— WHAT YOU SHOULD DO —
Within the entries below, count the lines that hold the string "title" and give only that number.

-=-=-

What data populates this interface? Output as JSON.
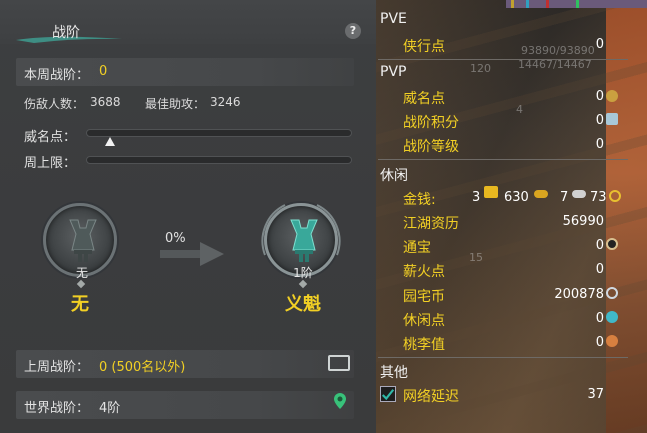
{
  "left_panel": {
    "title": "战阶",
    "help_label": "?",
    "weekly_rank_label": "本周战阶：",
    "weekly_rank_value": "0",
    "kills_label": "伤敌人数：",
    "kills_value": "3688",
    "best_assist_label": "最佳助攻：",
    "best_assist_value": "3246",
    "prestige_label": "威名点：",
    "prestige_progress": 0.09,
    "weekly_cap_label": "周上限：",
    "weekly_cap_progress": 0,
    "current_rank": {
      "caption": "无",
      "name": "无"
    },
    "next_rank": {
      "caption": "1阶",
      "name": "义魁"
    },
    "progress_text": "0%",
    "last_week_label": "上周战阶：",
    "last_week_value": "0 (500名以外)",
    "world_rank_label": "世界战阶：",
    "world_rank_value": "4阶"
  },
  "right_panel": {
    "pve": {
      "title": "PVE",
      "items": [
        {
          "label": "侠行点",
          "value": "0"
        }
      ]
    },
    "pvp": {
      "title": "PVP",
      "items": [
        {
          "label": "威名点",
          "value": "0"
        },
        {
          "label": "战阶积分",
          "value": "0"
        },
        {
          "label": "战阶等级",
          "value": "0"
        }
      ]
    },
    "leisure": {
      "title": "休闲",
      "money_label": "金钱:",
      "money_gold": "3",
      "money_silver": "630",
      "money_copper": "7",
      "money_extra": "73",
      "items": [
        {
          "label": "江湖资历",
          "value": "56990"
        },
        {
          "label": "通宝",
          "value": "0"
        },
        {
          "label": "薪火点",
          "value": "0"
        },
        {
          "label": "园宅币",
          "value": "200878"
        },
        {
          "label": "休闲点",
          "value": "0"
        },
        {
          "label": "桃李值",
          "value": "0"
        }
      ]
    },
    "other": {
      "title": "其他",
      "latency_label": "网络延迟",
      "latency_value": "37"
    },
    "bg_text": {
      "hp": "93890/93890",
      "mp": "14467/14467",
      "level": "120",
      "num15": "15",
      "num4": "4"
    }
  },
  "colors": {
    "accent_yellow": "#f2d024",
    "panel_bg": "#3a3b3c",
    "emblem_teal": "#39a89a"
  }
}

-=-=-

— SOLUTION TO THIS EXERCISE —
5